**Required work**
Give the records again. Keep them exact and leave out the images.

Data about app and page elements
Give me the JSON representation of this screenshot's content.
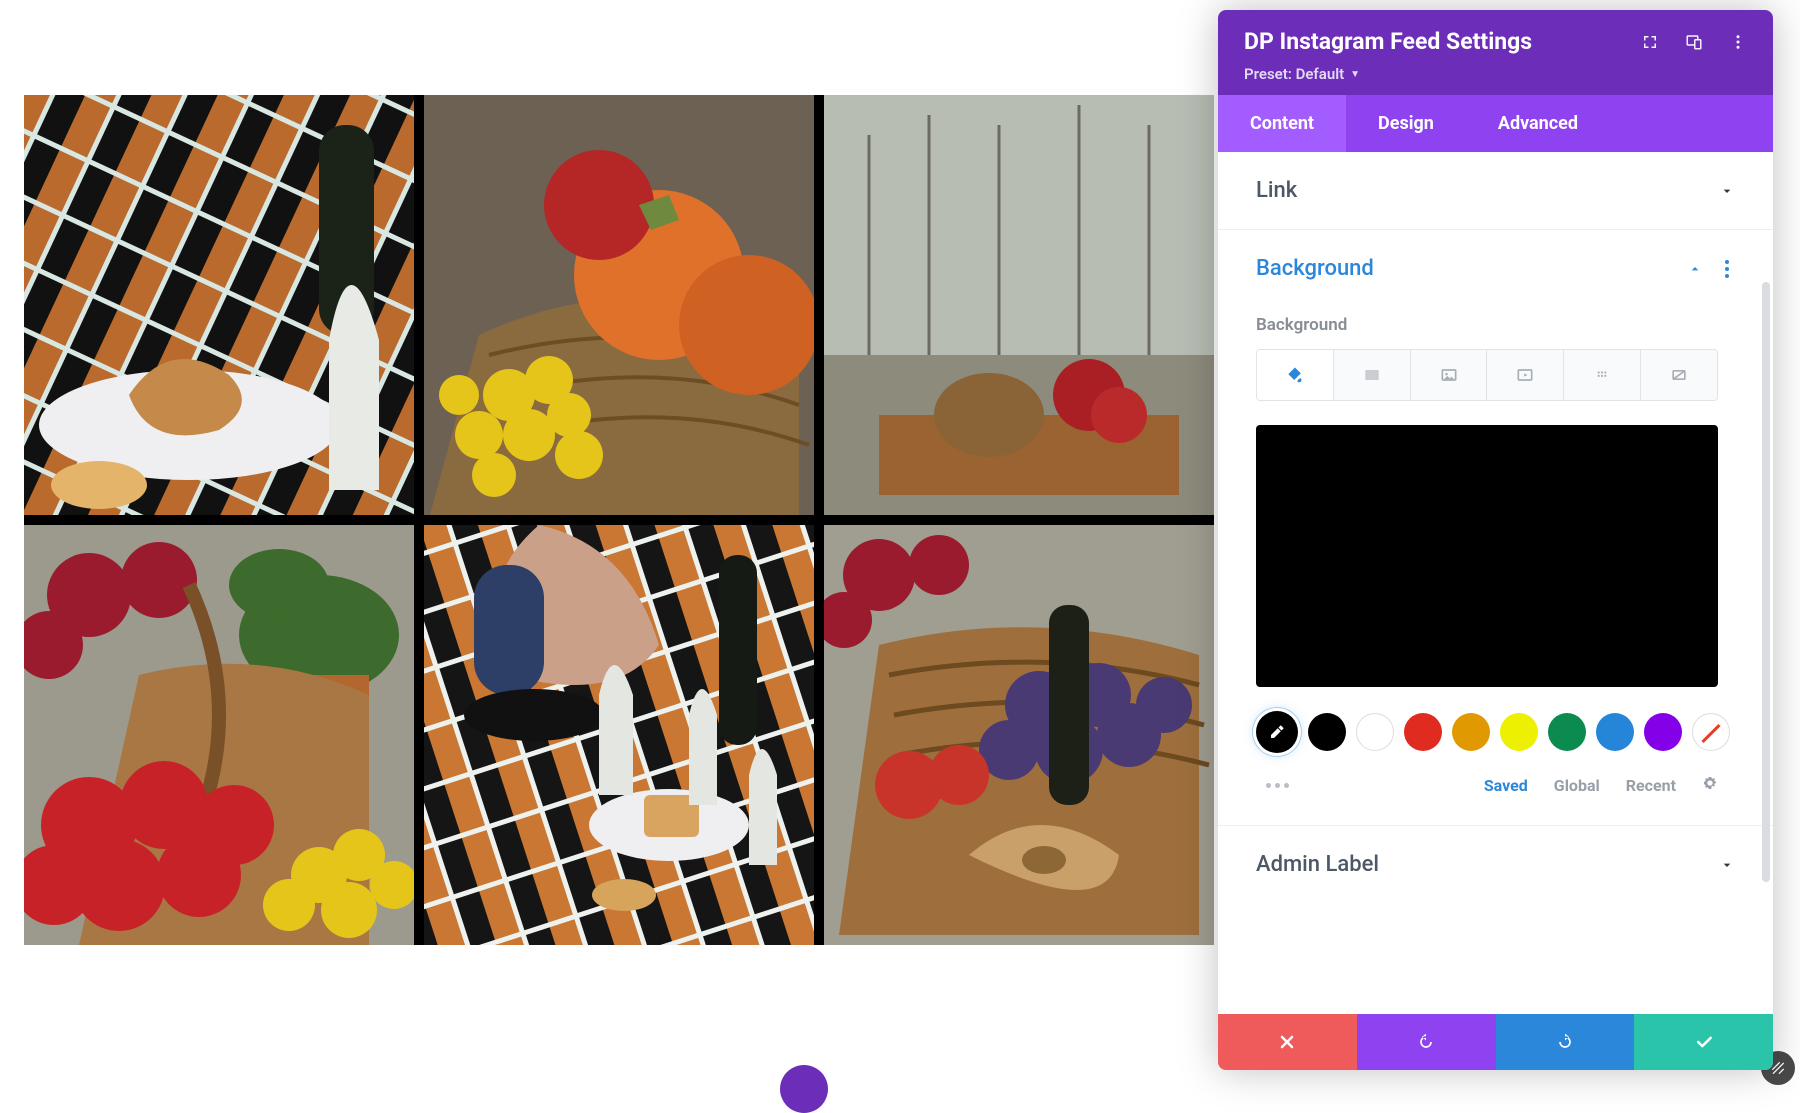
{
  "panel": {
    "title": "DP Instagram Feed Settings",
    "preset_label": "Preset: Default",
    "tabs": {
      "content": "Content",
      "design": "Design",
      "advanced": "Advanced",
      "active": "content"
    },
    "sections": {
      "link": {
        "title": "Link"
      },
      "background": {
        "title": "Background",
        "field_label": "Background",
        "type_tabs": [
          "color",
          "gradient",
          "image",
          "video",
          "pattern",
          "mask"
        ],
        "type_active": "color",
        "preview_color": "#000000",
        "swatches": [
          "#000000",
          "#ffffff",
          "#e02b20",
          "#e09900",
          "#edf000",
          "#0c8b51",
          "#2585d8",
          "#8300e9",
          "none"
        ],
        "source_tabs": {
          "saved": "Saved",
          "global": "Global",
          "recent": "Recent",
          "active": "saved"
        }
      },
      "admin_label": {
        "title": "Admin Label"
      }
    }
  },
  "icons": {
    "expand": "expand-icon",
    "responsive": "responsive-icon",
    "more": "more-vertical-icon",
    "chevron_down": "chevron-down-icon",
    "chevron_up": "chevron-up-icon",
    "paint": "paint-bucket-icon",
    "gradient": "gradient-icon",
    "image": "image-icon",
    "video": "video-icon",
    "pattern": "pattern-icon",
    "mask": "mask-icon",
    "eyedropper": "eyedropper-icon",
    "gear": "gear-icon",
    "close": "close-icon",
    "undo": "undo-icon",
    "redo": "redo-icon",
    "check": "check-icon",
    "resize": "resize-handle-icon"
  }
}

**Answer to the exercise**
Give me the JSON representation of this screenshot's content.
{
  "panel": {
    "title": "DP Instagram Feed Settings",
    "preset_label": "Preset: Default",
    "tabs": {
      "content": "Content",
      "design": "Design",
      "advanced": "Advanced",
      "active": "content"
    },
    "sections": {
      "link": {
        "title": "Link"
      },
      "background": {
        "title": "Background",
        "field_label": "Background",
        "type_tabs": [
          "color",
          "gradient",
          "image",
          "video",
          "pattern",
          "mask"
        ],
        "type_active": "color",
        "preview_color": "#000000",
        "swatches": [
          "#000000",
          "#ffffff",
          "#e02b20",
          "#e09900",
          "#edf000",
          "#0c8b51",
          "#2585d8",
          "#8300e9",
          "none"
        ],
        "source_tabs": {
          "saved": "Saved",
          "global": "Global",
          "recent": "Recent",
          "active": "saved"
        }
      },
      "admin_label": {
        "title": "Admin Label"
      }
    }
  },
  "icons": {
    "expand": "expand-icon",
    "responsive": "responsive-icon",
    "more": "more-vertical-icon",
    "chevron_down": "chevron-down-icon",
    "chevron_up": "chevron-up-icon",
    "paint": "paint-bucket-icon",
    "gradient": "gradient-icon",
    "image": "image-icon",
    "video": "video-icon",
    "pattern": "pattern-icon",
    "mask": "mask-icon",
    "eyedropper": "eyedropper-icon",
    "gear": "gear-icon",
    "close": "close-icon",
    "undo": "undo-icon",
    "redo": "redo-icon",
    "check": "check-icon",
    "resize": "resize-handle-icon"
  }
}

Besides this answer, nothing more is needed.